The sensors component is the data ingestion point of all machine data in the company and acts as the interface to the data flow. The critical path starts here. Automation and remote management of these sensors allows for efficient operation and flexible response mid-incident if greater data volume or fidelity is required. I foresee a shift from niche security products towards sensors embedded in our application architecture; as monolithic applications transform into as-a-service cloud enabled components, our security controls must transform along with them.
The Internet of Anything
Data Centric Security
Data is stored in the data lake for historical analytic replay as new knowledge becomes available is a key advantage in this approach. In addition, this data is available for training models regarding normal and abnormal behavior, and allowing the simulation of new automated response capability. The ability to demonstrate with actual data that a new automated blocking capability, when replayed over the last three years of collected data, wouldn’t have caused negative impact to business operations is necessary in gaining approval for implementation.
Both historical data in the data lake and streaming live data flowing through the analytical models:
After the analytic models have transformed the raw data flowing through the system into enriched data elements that are both descriptive and predictive in nature the rules engine applies the company’s prescriptive rules or policy on how those events need to be handled. This is critically important in allowing an organization to apply their own risk tolerance to the response process.
Similar to rules in that they allow the company to configure solution to meet their needs. Workflow allows the company to configure the incident response steps and automated response in a manner that enables the business instead of the business bending around the solution. This multi-user/multi-tenant workflow engine allows for cross organization response to be configured. In addition, by being part of the analytic solution, key performance and risk metrics can be collected to: measure the health of the process, allow for security analyst performance review and on the job training, and make the work visible in a manner that shows the value to the organization as a whole.
This is the layer that provides visual interface elements that visualize data. By refactoring these dashboard elements away from the user interface, we enable each user to create their own user interface experience and provide a consistent visualization of the data across user interface displays for efficient cognitive uptake of information.
It is important that the user interface elements are decoupled from the rest of the solution stack. If we are going to hit the goal of a single pane of glass view to the analytic response process we need a user interface that: adapts to the user’s needs and changing roles, fine grained security for multi-user/multi-tenant access through the user interface, and a pluggable design that allows both workflow steps and dashboard elements to be combined for the most efficient response. This solution is open and ever changing so it is critical that the user interface provides the ability to plug in and organize user interface elements from other areas instead of creating them; otherwise every weekly change requires reprogramming the user interface for the new workflow or data elements. I foresee a future where a vibrant community of public and proprietary analytical components are able to plug into an open framework; each component providing analytics, data visualizations, and workflow elements that the company can configure to work together to solve their problems.

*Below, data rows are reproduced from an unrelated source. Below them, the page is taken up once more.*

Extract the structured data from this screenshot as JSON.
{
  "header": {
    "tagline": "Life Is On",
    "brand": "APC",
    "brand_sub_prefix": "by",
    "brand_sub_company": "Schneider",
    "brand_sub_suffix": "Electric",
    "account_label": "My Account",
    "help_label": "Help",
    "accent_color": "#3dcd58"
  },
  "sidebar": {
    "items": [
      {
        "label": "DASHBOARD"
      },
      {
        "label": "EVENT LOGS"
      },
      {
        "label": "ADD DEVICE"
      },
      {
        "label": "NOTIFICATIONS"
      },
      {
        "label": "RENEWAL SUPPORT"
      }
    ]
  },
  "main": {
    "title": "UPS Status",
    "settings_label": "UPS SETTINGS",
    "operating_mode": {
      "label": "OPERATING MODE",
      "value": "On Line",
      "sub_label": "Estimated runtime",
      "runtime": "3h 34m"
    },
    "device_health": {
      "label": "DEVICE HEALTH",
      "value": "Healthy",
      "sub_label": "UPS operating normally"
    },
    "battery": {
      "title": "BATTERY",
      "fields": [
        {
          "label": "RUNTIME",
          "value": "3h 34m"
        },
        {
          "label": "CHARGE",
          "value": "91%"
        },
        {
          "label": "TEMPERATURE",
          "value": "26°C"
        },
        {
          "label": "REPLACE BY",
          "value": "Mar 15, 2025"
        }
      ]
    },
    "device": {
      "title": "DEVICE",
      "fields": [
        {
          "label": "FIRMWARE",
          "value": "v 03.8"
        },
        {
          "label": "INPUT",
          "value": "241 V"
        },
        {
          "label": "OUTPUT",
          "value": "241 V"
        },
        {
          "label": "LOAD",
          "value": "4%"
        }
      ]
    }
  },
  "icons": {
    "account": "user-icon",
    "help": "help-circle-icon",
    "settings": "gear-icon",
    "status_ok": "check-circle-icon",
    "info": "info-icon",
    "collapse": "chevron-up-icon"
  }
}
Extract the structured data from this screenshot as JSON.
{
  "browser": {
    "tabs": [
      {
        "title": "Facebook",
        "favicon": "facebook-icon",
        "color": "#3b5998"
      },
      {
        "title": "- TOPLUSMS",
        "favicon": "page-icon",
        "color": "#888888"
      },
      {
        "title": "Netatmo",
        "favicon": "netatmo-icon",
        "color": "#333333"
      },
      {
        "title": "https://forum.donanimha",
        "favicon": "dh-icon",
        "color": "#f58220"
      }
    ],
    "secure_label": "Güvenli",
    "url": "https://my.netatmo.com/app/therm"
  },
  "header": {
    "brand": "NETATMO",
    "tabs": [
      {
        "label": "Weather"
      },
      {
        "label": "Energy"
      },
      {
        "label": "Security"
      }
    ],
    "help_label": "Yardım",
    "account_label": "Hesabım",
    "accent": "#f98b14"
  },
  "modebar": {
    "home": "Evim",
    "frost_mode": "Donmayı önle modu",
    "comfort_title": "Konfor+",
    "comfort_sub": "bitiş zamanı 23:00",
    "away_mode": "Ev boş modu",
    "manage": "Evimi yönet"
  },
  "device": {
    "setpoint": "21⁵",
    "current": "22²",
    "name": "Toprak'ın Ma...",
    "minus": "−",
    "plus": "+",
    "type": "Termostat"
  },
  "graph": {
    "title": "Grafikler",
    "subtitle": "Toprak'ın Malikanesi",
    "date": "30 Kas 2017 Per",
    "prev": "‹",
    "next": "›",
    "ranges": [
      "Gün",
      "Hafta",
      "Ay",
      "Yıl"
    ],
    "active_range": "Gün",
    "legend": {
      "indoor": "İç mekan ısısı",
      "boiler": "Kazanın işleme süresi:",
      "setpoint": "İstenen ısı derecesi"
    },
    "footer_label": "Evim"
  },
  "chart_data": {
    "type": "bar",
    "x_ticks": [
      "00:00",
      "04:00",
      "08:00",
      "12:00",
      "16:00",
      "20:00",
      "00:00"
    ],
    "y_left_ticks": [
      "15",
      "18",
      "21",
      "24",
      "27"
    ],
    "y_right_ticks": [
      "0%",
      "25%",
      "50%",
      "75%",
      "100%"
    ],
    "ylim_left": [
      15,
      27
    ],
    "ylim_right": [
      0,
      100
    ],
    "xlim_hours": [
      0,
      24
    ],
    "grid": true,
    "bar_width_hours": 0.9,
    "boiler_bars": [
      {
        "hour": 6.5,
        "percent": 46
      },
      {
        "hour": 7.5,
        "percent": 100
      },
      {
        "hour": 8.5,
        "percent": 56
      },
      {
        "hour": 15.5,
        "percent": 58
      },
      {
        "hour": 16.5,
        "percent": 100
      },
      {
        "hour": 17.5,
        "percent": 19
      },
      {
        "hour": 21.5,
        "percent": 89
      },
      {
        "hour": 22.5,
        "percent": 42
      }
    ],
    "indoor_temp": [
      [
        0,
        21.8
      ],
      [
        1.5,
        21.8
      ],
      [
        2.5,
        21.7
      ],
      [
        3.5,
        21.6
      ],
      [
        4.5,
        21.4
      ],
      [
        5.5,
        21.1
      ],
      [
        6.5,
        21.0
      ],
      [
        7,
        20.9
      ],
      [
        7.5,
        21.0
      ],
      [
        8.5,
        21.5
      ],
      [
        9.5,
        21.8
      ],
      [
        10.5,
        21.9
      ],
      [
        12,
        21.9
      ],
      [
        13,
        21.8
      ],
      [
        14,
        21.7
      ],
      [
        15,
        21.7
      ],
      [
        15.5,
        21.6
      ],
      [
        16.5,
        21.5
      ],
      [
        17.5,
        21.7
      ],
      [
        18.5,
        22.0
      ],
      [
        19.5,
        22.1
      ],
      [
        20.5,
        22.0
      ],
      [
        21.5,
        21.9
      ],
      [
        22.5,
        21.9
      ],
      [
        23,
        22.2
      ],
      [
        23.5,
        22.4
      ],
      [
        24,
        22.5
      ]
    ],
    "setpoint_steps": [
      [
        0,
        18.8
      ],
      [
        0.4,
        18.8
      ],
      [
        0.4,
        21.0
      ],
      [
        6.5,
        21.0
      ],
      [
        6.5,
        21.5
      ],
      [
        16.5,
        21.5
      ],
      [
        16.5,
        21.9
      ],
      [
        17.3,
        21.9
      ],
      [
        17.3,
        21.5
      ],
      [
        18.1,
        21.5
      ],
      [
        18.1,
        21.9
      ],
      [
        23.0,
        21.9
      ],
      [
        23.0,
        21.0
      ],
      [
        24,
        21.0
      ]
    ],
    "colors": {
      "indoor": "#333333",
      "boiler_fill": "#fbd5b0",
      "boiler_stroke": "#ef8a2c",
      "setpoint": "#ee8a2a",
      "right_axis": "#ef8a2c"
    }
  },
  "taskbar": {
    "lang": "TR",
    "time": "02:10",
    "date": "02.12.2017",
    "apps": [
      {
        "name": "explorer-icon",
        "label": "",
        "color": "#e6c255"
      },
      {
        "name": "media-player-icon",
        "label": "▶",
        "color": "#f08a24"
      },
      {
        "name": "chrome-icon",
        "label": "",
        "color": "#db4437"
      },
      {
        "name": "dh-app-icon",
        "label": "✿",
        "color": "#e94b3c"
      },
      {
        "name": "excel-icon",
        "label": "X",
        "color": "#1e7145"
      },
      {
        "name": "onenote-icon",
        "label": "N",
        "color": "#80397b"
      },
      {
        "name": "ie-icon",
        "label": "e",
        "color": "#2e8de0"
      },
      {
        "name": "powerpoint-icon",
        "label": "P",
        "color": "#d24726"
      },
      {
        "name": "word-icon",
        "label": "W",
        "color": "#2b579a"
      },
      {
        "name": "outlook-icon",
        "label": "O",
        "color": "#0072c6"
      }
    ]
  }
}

In each of the next articles we will go into greater detail on the design of each conceptual component and begin shifting from the conceptual architecture to guidance on the technical design. I hope you join me next time as we start with Cybersecurity: all about sensor networks, shifting from point solutions to an integrated analytic solution.